"Beethoven occupies the place he does because he has been propped up by whiteness and maleness for two hundred years, and we have been told by whiteness and maleness that his greatness has nothing to do with whiteness and maleness, in race-neutral and gender-neutral fashion. Thus music theory’s white-male frame obfuscates race and gender, one of its main goals."
It seems to be that claims that Beethoven wasn't great are refuted by listening to him, although I admit to being a white male.
John McWhorter, a Black writer, apparently also disagrees:
"Above average, for his era, was someone like Carl Stamitz – a typical piece was his Orchestral Quartet in C major. It’s pretty like a tulip, and exemplifies a word often used for his work, 'appealing.' Above average – but there’s a reason you’ve never heard of him unless you’re a music specialist.
"We have to compare something like one of Beethoven’s late string quartets – I’ll go for the Opus 131 in C# minor. Schubert’s assessment of this one was 'After this, what is left for us to write?' and wanted it played by his deathbed. Robert Schumann placed it 'on the extreme boundary of all that has hitherto been attained by human art and imagination.”'Yes, those two were limited by what they knew and heard as white guys – but I suspect their assessment stands the test of time for all humans today inclined to listen in to the piece."
Possibly related: the feminist college professor who said that Beethoven was a rapist, based on the "evidence" of the Ninth Symphony, a claim RAW wrote about in Cosmic Trigger 3. More on the controversy here.

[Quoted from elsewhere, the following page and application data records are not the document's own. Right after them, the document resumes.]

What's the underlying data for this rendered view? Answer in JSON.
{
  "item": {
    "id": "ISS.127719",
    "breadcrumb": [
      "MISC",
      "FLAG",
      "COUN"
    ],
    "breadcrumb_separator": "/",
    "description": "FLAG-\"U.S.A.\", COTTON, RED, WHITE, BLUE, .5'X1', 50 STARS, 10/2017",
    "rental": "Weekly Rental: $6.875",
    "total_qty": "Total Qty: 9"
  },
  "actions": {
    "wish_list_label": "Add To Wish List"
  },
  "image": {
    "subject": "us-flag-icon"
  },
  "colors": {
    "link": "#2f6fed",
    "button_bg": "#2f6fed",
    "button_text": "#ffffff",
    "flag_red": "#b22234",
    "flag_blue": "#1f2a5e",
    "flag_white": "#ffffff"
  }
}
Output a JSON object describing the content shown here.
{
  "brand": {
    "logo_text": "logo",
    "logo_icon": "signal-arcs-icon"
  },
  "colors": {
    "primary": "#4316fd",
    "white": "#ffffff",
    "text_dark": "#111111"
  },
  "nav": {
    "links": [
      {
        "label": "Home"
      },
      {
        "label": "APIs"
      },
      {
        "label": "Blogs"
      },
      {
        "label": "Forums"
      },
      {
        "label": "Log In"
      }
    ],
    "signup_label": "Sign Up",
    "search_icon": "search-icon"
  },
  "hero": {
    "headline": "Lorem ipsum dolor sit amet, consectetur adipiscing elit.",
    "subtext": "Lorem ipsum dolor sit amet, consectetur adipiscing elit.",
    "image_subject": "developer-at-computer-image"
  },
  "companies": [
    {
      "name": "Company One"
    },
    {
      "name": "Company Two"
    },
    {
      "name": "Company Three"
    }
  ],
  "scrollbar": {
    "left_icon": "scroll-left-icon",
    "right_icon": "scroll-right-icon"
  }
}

Also possibly related: Beethoven's Black friend.
Via the New York Times and Rob Pugh.